Excerpts from a dataset:

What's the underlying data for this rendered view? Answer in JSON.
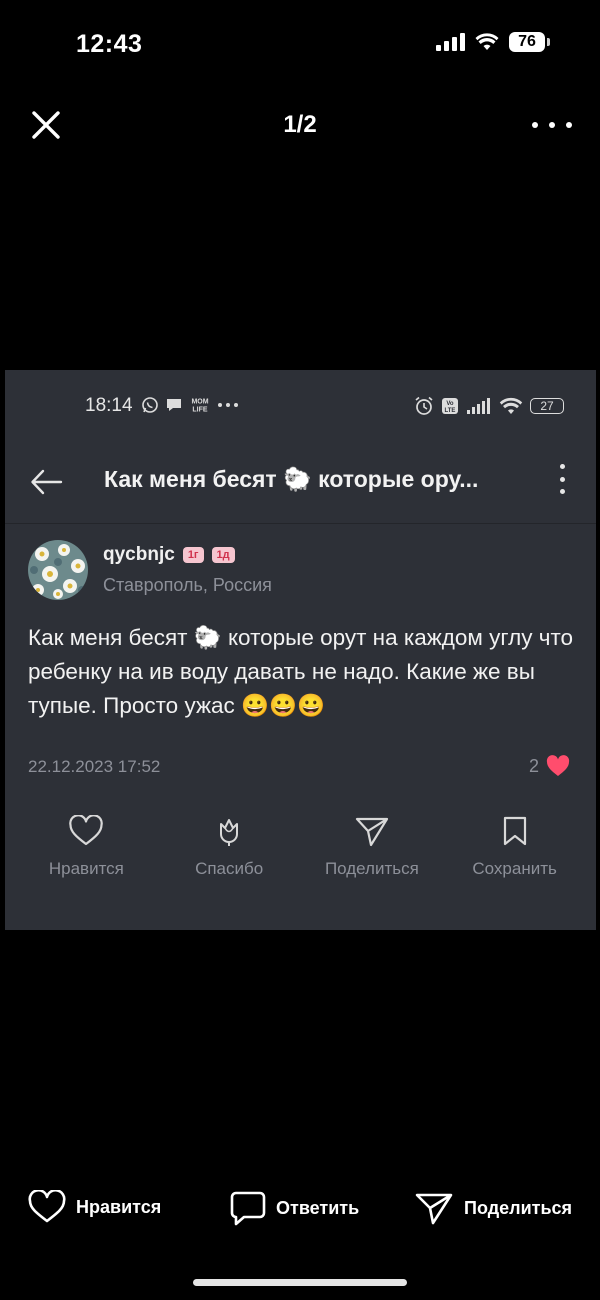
{
  "ios_status": {
    "time": "12:43",
    "battery": "76"
  },
  "viewer": {
    "counter": "1/2"
  },
  "screenshot": {
    "android_status": {
      "time": "18:14",
      "battery": "27",
      "mom_life_icon_text": "MOM LIFE"
    },
    "header": {
      "title": "Как меня бесят 🐑 которые ору..."
    },
    "post": {
      "author": "qycbnjc",
      "badges": [
        "1г",
        "1д"
      ],
      "location": "Ставрополь, Россия",
      "text": "Как меня бесят 🐑 которые орут на каждом углу что ребенку на ив воду давать не надо. Какие же вы тупые. Просто ужас 😀😀😀",
      "date": "22.12.2023 17:52",
      "like_count": "2"
    },
    "actions": [
      {
        "label": "Нравится",
        "icon": "heart-outline-icon"
      },
      {
        "label": "Спасибо",
        "icon": "tulip-icon"
      },
      {
        "label": "Поделиться",
        "icon": "send-icon"
      },
      {
        "label": "Сохранить",
        "icon": "bookmark-icon"
      }
    ],
    "colors": {
      "background": "#2d3037",
      "accent_heart": "#ff4d6d",
      "muted_text": "#8d9099"
    }
  },
  "bottom_bar": {
    "like_label": "Нравится",
    "reply_label": "Ответить",
    "share_label": "Поделиться"
  }
}
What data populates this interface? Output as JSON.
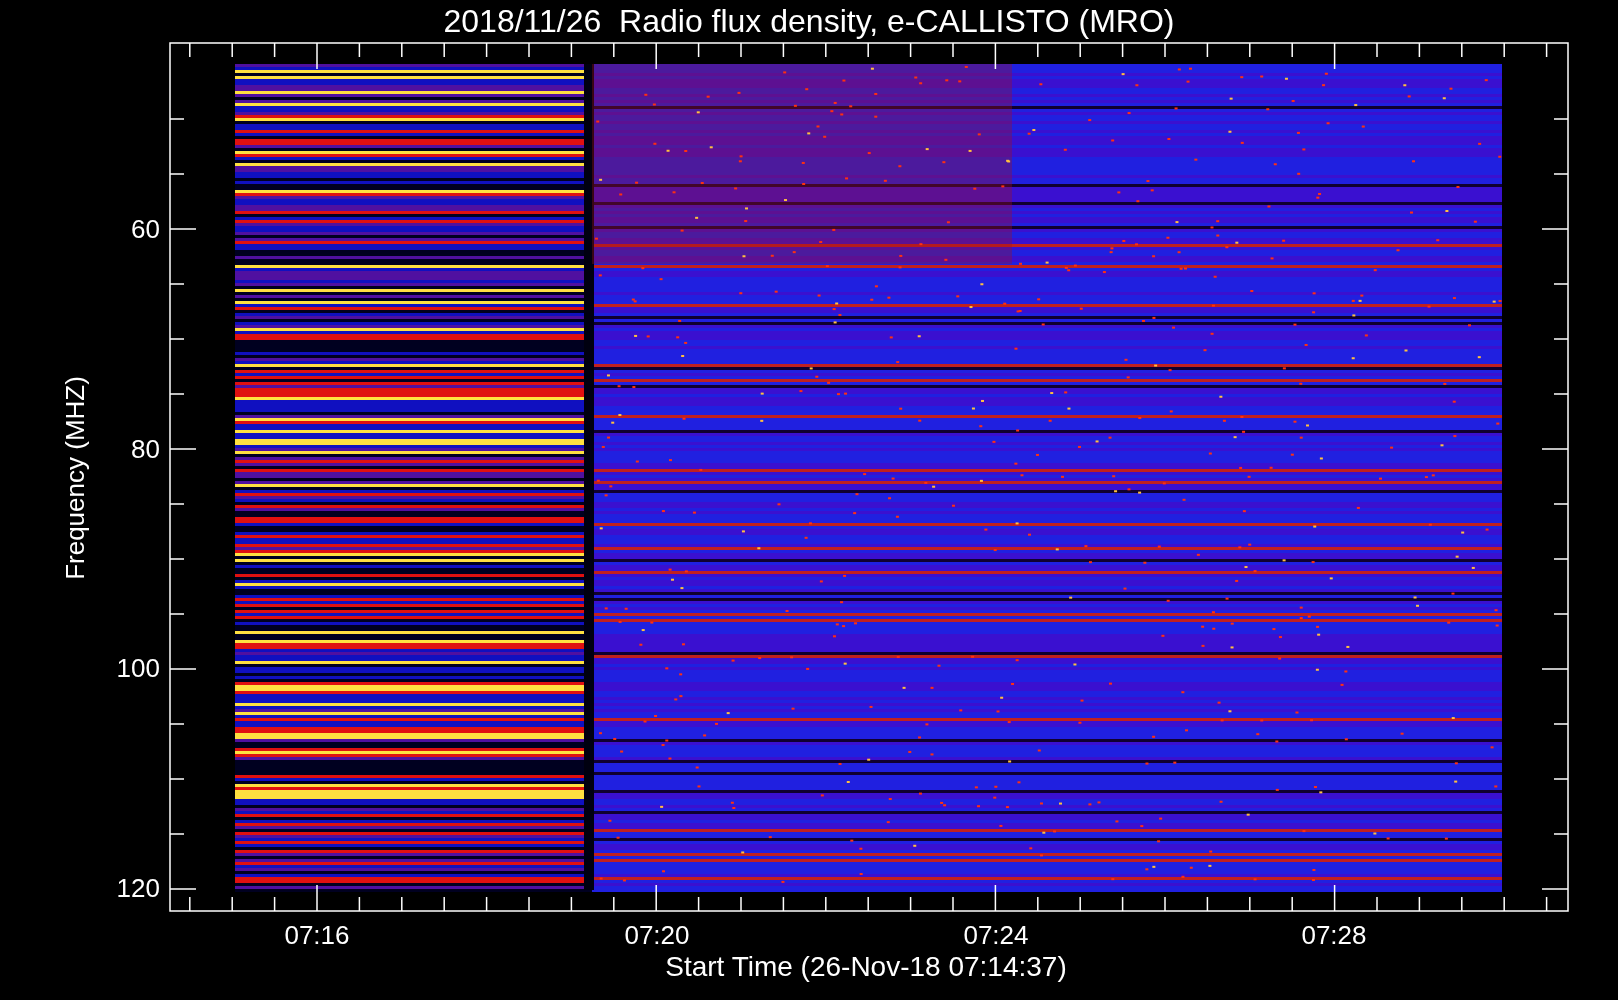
{
  "title": "2018/11/26  Radio flux density, e-CALLISTO (MRO)",
  "ylabel": "Frequency (MHZ)",
  "xlabel": "Start Time (26-Nov-18 07:14:37)",
  "yticks": [
    "60",
    "80",
    "100",
    "120"
  ],
  "xticks": [
    "07:16",
    "07:20",
    "07:24",
    "07:28"
  ]
}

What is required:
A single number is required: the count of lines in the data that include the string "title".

Your response:
2